[Dataset excerpts Boundary: Start]
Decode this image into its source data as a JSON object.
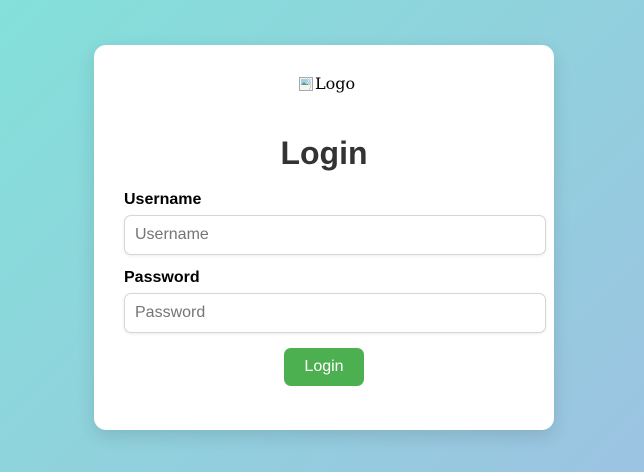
{
  "logo": {
    "alt_text": "Logo",
    "icon": "broken-image-icon"
  },
  "form": {
    "title": "Login",
    "username": {
      "label": "Username",
      "placeholder": "Username",
      "value": ""
    },
    "password": {
      "label": "Password",
      "placeholder": "Password",
      "value": ""
    },
    "submit_label": "Login"
  },
  "colors": {
    "button": "#4caf50",
    "title": "#333333",
    "card": "#ffffff",
    "background_start": "#84e0da",
    "background_end": "#9cc3e2"
  }
}
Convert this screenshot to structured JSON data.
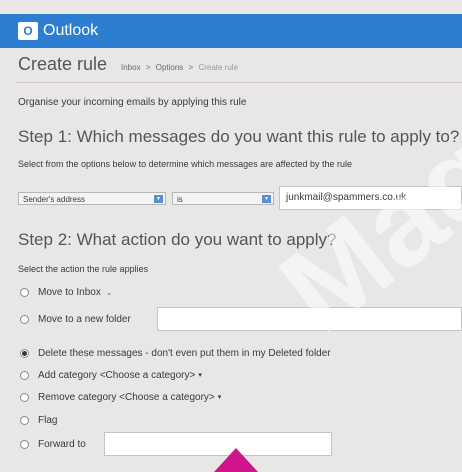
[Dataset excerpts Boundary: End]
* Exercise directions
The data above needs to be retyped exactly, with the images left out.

* Expected output
Decode this image into its source data as a JSON object.
{
  "logo": {
    "alt_text": "Logo",
    "icon": "broken-image-icon"
  },
  "form": {
    "title": "Login",
    "username": {
      "label": "Username",
      "placeholder": "Username",
      "value": ""
    },
    "password": {
      "label": "Password",
      "placeholder": "Password",
      "value": ""
    },
    "submit_label": "Login"
  },
  "colors": {
    "button": "#4caf50",
    "title": "#333333",
    "card": "#ffffff",
    "background_start": "#84e0da",
    "background_end": "#9cc3e2"
  }
}
Convert this screenshot to structured JSON data.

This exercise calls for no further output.